These days I am in London, working a much less demanding and also much less rewarding job. The office culture deems lunch a solo affair. There is a nearby street market, and my favourite stall offers three curries and rice for $10, a bargain for Zone 1. On fine days I take it to a square outside an 18th-century church and eat it on a bench, where other people from other offices do the same. Pigeons peck around our feet. People say that British food is terrible, but I feel I don’t really know what ‘British’ food is. The food I eat is Indian, Turkish, Chinese, Greek, Nigerian — it’s all British and not British at the same time. And delicious. During my lone lunches, the food is good enough that I don’t think about how this is not getting closer to who I want to be. The job has much better hours than my previous ones, but it’s also completely dissatisfying. I take another bite of spiced potato. The suppression works.
The most recent and one of the saddest meals I had alone was a bowl of broccoli soup and a huge chunk of bread at the Barbican, a sprawling brutalist labyrinth of apartments and public space. It was aft er work, but I had gone there as it was a good place to keep working. Having finished my day job, I could catch up on some writing. I looked at my Word document, which was full of words entirely for myself. Once again, I was eating in front of a screen, alone. I buttered the bread and positioned it above the green swamp in the bowl. I had no expectations; it was the cheapest thing they had. The canteen-style restaurant had everything that, on paper, was perfect for solo dining: plentiful window-facing bar seats, self-service, a chatty ambience. But despite the generous height of the bread and the gentle savouriness of the soup, it wasn’t enough. I needed sustenance but received only mediocrity. Was this British food? I was not in Singapore, the land of food ecstasy; I was in London, the city of Pret a Mangers, a chain seemingly designed to remind society that the only acceptable form of eating alone is a quick cold sandwich, consumed while walking. It’s also the most expensive place to eat out I’ve ever lived in, and this reduces the culture of impromptu solo meals that is so normal throughout Asia. Nor does it have the more European culture of everyman cafe lounging. Here the cafes and pubs are for workmates or friends, adding to the social intimidation of the lone diner. I wish I had a Wendy’s hot dog instead.

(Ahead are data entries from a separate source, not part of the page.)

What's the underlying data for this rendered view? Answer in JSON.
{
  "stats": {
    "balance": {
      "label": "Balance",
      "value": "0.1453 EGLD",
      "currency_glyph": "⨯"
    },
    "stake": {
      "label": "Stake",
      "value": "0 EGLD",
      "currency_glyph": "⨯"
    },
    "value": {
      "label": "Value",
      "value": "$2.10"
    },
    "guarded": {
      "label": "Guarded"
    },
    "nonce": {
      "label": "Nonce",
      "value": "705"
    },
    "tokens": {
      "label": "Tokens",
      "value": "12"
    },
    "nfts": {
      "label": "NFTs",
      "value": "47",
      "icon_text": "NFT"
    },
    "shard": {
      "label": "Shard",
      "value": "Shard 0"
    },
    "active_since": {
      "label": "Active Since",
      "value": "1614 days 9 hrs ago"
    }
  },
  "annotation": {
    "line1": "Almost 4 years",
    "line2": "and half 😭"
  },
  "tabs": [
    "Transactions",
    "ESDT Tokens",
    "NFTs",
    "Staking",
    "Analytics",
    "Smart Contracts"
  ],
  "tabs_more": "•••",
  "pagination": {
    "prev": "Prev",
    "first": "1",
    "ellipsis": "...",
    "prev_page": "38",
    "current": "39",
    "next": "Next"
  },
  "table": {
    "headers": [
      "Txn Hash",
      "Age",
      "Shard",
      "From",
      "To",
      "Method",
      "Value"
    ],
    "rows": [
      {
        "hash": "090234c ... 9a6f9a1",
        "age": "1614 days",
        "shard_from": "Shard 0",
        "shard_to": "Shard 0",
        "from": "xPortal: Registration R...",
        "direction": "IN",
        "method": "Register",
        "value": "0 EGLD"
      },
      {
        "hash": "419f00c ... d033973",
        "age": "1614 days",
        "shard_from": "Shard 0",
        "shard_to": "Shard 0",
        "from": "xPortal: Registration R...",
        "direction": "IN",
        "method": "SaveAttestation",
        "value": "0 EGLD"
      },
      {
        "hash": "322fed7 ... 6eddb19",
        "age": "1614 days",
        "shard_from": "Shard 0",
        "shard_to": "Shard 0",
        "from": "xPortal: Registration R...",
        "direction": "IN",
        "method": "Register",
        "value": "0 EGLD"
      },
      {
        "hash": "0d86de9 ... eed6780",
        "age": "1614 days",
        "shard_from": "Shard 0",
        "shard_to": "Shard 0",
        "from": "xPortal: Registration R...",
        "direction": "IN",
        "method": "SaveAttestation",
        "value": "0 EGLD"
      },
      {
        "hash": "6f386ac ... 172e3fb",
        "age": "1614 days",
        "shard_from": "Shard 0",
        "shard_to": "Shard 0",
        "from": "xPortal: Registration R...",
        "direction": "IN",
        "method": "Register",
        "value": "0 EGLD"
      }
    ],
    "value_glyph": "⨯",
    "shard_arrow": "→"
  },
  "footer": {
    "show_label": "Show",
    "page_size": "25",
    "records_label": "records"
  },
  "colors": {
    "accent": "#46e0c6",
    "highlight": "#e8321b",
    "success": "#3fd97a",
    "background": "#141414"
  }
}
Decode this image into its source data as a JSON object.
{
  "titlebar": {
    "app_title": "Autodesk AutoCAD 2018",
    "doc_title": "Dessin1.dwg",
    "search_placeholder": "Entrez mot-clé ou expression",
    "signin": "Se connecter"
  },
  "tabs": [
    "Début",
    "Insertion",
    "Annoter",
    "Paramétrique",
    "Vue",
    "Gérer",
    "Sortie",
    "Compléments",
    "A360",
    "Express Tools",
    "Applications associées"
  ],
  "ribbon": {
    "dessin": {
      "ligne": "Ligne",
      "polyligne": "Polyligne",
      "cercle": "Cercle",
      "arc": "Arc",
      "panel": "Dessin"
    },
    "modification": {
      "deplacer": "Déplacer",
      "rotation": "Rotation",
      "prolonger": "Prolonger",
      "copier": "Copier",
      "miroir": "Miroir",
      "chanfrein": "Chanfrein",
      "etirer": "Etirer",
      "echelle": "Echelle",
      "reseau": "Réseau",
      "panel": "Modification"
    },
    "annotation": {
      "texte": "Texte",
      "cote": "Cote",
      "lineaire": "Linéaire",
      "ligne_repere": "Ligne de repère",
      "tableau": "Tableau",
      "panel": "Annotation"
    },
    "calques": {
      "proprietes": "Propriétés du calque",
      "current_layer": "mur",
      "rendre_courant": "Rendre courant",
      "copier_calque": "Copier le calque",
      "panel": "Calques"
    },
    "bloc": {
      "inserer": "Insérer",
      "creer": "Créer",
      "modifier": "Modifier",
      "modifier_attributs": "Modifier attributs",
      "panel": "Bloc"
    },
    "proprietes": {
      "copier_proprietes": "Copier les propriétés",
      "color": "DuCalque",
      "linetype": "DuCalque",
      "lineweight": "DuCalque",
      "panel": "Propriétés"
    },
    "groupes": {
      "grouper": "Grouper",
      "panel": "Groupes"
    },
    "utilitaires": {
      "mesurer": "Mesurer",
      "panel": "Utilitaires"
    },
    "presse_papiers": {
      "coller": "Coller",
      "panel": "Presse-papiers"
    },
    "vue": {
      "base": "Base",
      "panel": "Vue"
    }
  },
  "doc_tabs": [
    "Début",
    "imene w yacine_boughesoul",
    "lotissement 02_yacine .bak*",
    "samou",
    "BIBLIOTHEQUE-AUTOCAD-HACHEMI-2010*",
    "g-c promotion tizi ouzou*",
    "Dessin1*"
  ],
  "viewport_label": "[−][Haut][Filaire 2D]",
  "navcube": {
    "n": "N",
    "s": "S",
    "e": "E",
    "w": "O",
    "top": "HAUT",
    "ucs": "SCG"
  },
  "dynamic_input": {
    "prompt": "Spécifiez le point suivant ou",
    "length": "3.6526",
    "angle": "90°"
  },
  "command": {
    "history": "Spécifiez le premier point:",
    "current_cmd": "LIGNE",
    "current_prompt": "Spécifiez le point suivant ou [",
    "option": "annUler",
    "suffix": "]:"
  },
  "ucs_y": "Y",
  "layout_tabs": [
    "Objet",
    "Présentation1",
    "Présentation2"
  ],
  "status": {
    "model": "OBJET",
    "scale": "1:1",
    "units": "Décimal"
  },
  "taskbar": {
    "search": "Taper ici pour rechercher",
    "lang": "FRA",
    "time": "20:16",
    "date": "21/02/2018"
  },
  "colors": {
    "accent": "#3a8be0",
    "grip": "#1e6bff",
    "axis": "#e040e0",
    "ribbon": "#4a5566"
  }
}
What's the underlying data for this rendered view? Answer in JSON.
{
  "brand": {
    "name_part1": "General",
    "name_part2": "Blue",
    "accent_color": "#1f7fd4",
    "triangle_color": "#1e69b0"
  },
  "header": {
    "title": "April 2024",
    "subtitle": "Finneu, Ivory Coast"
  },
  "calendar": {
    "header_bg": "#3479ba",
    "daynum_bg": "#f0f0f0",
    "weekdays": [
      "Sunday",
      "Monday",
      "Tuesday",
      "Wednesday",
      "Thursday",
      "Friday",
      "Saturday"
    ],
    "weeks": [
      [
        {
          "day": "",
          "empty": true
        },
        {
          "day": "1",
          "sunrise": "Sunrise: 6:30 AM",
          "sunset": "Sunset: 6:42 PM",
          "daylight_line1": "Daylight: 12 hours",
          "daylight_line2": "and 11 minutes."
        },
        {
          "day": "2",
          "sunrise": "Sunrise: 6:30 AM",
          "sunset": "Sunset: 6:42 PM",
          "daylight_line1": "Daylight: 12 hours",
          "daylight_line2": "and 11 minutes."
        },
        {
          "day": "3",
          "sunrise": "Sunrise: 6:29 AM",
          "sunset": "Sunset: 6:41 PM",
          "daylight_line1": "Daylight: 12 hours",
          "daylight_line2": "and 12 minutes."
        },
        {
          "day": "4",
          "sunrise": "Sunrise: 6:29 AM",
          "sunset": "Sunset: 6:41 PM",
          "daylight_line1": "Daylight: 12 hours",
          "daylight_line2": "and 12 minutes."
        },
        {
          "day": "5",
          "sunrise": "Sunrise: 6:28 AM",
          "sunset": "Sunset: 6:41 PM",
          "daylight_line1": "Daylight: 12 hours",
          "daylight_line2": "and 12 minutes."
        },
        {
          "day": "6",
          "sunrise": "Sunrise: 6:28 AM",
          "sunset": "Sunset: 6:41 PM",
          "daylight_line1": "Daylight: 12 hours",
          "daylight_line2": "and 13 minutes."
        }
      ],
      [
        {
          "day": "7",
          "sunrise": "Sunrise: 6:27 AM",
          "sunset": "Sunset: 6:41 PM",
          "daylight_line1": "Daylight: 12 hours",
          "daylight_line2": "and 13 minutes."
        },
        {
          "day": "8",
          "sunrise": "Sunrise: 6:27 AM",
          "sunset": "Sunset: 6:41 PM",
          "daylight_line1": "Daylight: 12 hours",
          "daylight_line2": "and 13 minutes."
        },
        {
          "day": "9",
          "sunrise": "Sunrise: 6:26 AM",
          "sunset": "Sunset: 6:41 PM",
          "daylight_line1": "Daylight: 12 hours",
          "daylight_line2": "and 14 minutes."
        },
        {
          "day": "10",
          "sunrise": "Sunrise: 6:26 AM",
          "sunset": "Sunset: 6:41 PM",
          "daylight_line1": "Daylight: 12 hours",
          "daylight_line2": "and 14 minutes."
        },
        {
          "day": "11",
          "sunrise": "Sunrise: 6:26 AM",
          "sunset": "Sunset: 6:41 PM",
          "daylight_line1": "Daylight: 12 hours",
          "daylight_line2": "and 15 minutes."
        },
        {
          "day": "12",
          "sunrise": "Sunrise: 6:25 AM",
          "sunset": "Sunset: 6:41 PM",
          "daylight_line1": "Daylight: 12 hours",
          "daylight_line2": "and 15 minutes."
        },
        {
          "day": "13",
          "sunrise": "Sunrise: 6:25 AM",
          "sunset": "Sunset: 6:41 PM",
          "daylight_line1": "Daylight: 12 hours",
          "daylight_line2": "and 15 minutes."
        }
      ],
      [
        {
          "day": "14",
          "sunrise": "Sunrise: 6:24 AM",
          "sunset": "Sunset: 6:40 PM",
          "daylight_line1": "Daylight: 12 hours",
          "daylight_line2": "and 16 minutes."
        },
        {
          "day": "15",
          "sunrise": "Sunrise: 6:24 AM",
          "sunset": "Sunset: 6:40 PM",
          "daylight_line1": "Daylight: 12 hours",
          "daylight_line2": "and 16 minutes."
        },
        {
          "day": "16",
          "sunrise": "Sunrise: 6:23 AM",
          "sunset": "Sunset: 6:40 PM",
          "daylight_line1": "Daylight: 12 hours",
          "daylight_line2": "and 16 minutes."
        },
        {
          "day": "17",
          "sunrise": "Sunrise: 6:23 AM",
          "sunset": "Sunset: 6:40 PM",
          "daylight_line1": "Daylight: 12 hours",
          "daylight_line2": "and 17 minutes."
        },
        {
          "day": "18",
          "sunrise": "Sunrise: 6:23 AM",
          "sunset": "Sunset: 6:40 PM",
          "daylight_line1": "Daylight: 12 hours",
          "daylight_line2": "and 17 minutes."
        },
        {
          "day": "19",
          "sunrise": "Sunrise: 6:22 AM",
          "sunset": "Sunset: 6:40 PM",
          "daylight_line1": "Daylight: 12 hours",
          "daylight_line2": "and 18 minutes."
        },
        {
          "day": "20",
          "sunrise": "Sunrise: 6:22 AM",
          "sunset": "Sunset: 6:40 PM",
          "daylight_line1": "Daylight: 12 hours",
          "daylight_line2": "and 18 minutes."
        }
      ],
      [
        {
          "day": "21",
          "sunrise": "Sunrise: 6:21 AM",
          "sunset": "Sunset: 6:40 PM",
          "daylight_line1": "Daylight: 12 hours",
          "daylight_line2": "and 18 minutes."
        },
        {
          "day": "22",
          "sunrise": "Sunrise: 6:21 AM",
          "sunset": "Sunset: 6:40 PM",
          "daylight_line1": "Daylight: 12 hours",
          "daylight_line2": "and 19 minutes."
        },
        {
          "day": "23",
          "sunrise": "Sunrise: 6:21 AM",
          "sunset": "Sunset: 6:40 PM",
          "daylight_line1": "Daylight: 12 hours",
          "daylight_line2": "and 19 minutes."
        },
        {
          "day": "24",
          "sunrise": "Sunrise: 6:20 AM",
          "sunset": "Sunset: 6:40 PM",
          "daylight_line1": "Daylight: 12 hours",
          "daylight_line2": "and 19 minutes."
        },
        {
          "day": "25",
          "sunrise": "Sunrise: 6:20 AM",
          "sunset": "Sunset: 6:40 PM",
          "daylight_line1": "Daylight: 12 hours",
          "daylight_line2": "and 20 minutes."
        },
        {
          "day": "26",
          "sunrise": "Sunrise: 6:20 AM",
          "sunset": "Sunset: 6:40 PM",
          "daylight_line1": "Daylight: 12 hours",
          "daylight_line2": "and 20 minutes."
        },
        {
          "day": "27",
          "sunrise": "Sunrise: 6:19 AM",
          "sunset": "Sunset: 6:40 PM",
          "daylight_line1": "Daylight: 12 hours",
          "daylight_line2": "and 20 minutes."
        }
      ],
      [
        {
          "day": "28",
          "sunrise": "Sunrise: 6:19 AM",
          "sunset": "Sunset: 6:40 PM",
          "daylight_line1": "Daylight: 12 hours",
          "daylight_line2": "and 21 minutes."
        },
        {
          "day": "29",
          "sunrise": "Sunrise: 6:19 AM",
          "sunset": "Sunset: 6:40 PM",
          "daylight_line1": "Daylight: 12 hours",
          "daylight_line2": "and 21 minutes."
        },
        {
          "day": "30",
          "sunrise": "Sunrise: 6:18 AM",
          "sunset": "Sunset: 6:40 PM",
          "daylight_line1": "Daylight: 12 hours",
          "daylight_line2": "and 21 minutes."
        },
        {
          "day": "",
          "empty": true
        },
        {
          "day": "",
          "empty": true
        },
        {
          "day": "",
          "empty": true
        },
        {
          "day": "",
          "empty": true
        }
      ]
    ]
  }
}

It’s hard to make friends as an adult, but it’s easy to order food. The lack of company shouldn’t mean a lack of satisfaction. Choux à la crème in Paris, tortellini in Bologna, mandu in Seoul: all completely delicious without conversation. Eating alone all these years has made me wonder if I’m introverted by nature or by need. I also wonder if I’ll still enjoy eating alone when I am 60, 70, older — and if at that age I’ll be living somewhere where I’ll want to eat out alone. All I know is that if I didn’t eat out alone, I would have missed out on some of the best meals of my life.
Sharon Lam is the author of the novel Lonely Asian Woman (2019).